The systematic improvement of current and developing electrochemical technologies requires an atomistic understanding of electrode-electrolyte interfaces. However, examining these interfaces under operando conditions, where performance is typically evaluated and benchmarked, remains challenging, as it necessitates incorporating an operando probe during full electrochemical operation.
In this study, scientists at the Joint Center for Artificial Photosynthesis, a Department of Energy Innovation Hub based partly at Berkeley Lab, have invented a cell that is specially designed to allow for unobtrusive observation of an isolated, operating catalyst.
This invention can mimic how a catalyst behaves in a full device, thanks to a fast-flow design that continually replenishes the liquid at the interface. Moreover, the cell shape allows X-ray beams to graze over the surface, showing us the chemistry at the interface correctly.
The cell is expected to enable scientists to design and test new catalyst materials, which can be utilized in cutting edge solar fuel devices that split water to deliver hydrogen gas and convert carbon dioxide emissions into fuels like ethanol.
Lead author Walter Drisdell, a Berkeley Lab chemist said, “We intend to make the cell available to users at the DOE’s Stanford Synchrotron Radiation Lightsource (SSRL) facility so the entire science community can benefit from it.”

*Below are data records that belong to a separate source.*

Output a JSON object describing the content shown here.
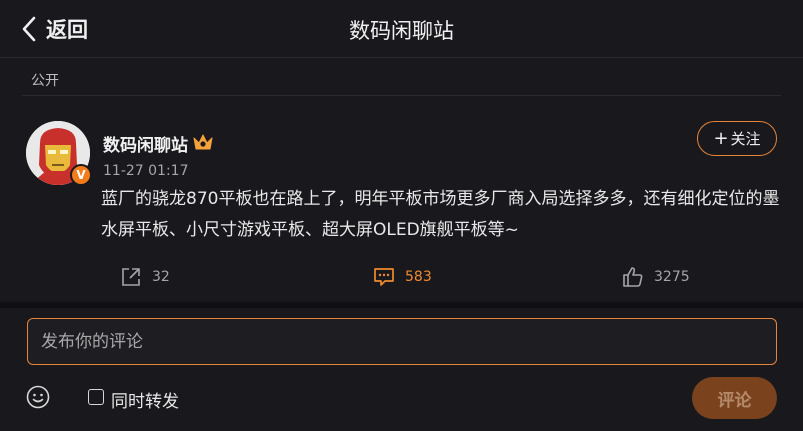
{
  "header": {
    "back_label": "返回",
    "title": "数码闲聊站"
  },
  "post": {
    "visibility": "公开",
    "author": "数码闲聊站",
    "verified_badge": "V",
    "timestamp": "11-27 01:17",
    "follow_label": "关注",
    "text": "蓝厂的骁龙870平板也在路上了，明年平板市场更多厂商入局选择多多，还有细化定位的墨水屏平板、小尺寸游戏平板、超大屏OLED旗舰平板等~",
    "stats": {
      "reposts": "32",
      "comments": "583",
      "likes": "3275"
    }
  },
  "composer": {
    "placeholder": "发布你的评论",
    "repost_label": "同时转发",
    "submit_label": "评论",
    "repost_checked": false
  },
  "colors": {
    "accent": "#f08a2f",
    "background": "#19181d",
    "submit_bg": "#7a431d"
  },
  "icons": [
    "chevron-left-icon",
    "crown-icon",
    "share-icon",
    "comment-icon",
    "like-icon",
    "emoji-icon"
  ]
}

A description of the cell is published in Physical Chemistry Chemical Physics.